YOUR TASK | Please return every line of the records below that contains the word "this".

SOURCE DATA |

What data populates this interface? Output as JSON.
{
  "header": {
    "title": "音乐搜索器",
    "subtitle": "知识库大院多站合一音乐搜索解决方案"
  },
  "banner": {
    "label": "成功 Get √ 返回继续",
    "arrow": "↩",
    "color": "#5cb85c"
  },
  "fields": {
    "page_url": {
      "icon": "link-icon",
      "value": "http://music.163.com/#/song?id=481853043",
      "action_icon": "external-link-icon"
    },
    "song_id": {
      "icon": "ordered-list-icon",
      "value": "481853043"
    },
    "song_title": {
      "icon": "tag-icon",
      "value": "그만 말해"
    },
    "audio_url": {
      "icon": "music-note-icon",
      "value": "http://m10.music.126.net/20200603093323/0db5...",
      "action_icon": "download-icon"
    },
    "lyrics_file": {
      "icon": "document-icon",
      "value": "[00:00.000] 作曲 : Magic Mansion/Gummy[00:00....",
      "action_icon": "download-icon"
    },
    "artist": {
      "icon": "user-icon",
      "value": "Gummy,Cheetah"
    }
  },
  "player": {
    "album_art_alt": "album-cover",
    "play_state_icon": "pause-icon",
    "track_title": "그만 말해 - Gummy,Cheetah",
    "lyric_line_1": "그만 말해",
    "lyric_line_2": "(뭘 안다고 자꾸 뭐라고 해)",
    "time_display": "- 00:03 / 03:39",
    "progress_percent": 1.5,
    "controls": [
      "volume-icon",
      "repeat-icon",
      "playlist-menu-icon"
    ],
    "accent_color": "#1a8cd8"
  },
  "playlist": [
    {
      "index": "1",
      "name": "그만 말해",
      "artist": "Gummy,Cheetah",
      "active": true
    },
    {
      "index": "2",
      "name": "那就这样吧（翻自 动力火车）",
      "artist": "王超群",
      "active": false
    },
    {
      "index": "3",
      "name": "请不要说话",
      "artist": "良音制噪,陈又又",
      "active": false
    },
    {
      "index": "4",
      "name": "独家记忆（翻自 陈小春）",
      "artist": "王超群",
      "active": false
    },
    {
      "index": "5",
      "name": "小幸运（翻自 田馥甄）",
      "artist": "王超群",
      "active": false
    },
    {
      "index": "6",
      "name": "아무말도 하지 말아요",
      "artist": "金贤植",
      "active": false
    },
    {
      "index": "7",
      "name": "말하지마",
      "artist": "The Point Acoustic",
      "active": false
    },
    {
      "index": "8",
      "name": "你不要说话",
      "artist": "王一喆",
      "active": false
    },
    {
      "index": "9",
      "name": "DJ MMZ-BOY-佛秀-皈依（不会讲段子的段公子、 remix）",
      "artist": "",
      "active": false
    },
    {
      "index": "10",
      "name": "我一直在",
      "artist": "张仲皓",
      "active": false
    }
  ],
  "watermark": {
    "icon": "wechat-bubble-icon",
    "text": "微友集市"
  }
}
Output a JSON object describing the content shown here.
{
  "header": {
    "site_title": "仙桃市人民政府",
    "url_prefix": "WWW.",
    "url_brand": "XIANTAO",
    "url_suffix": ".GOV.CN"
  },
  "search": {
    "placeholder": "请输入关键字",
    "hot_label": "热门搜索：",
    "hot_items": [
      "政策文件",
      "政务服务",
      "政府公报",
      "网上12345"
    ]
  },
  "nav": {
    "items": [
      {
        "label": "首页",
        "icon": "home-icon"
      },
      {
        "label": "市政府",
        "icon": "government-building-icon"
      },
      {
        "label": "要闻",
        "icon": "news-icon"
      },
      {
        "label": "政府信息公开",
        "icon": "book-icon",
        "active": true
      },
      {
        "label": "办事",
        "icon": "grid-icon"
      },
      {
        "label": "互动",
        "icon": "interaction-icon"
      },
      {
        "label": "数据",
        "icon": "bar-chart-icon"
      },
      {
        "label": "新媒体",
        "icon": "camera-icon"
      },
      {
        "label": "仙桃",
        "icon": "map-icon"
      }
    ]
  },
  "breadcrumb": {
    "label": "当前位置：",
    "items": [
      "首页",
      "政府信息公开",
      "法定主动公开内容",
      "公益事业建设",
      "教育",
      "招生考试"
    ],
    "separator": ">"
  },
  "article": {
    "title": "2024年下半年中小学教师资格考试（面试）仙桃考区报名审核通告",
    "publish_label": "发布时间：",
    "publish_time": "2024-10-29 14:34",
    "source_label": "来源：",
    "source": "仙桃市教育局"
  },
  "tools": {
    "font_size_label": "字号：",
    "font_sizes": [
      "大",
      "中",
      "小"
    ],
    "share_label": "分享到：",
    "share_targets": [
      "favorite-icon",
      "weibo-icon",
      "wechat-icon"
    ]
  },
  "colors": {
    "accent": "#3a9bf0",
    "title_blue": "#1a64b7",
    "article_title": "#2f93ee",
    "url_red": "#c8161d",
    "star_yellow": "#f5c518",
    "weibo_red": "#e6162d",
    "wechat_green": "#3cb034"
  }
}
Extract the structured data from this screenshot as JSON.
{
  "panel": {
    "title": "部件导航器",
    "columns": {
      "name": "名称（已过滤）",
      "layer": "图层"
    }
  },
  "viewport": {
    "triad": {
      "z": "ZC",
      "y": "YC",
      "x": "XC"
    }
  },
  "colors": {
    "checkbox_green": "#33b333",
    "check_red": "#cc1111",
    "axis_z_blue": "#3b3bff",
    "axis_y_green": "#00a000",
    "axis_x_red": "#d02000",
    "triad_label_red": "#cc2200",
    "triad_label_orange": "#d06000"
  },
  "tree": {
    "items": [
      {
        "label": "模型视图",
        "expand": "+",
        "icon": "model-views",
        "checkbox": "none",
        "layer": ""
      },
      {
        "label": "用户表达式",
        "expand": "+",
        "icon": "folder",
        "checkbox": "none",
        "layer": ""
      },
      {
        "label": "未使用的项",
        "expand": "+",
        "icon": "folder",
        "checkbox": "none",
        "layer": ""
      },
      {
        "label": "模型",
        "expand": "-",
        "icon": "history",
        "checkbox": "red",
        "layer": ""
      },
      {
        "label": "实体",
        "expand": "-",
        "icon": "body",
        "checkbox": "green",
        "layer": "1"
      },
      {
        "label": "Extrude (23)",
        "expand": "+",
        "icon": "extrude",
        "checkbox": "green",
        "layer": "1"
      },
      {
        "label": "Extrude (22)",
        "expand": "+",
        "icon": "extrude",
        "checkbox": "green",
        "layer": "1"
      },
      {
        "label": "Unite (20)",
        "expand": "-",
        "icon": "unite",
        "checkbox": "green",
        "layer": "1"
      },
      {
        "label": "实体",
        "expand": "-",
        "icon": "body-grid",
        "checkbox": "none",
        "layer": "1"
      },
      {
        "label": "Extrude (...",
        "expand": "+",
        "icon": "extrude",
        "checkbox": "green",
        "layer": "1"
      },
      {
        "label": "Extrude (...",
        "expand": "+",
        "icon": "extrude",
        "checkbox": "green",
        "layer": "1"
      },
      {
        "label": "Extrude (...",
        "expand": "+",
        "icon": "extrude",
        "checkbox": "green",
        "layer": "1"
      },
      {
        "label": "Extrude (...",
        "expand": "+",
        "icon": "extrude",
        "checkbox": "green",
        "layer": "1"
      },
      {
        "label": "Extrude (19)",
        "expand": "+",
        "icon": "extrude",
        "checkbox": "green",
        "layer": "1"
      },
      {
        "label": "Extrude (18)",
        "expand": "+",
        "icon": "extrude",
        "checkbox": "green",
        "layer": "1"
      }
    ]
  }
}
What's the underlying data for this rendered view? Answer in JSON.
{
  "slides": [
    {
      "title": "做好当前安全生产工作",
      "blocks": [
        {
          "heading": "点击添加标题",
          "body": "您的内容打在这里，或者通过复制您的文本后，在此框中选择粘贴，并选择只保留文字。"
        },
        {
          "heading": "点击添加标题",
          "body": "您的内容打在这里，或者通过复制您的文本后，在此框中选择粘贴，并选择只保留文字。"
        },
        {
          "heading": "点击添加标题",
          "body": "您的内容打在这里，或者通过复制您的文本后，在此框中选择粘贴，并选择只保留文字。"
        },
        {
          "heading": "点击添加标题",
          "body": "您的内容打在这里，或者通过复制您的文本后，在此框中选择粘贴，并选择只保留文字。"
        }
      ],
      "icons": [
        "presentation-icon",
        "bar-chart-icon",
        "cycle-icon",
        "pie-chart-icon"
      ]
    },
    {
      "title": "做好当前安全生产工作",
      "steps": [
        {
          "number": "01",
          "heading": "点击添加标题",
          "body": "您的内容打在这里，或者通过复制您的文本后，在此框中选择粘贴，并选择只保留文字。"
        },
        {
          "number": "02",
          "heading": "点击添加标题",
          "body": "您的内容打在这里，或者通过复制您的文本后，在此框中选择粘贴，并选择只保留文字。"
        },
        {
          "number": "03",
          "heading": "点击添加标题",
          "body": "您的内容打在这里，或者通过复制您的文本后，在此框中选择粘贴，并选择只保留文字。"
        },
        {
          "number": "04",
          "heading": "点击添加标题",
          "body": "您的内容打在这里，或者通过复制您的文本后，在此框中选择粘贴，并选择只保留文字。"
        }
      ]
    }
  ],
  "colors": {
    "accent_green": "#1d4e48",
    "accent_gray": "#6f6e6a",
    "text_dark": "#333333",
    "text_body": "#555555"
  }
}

OUTPUT OF THE TASK |
What data populates this interface? Output as JSON.
Extract the structured data from this screenshot as JSON.
What's the underlying data for this rendered view? Answer in JSON.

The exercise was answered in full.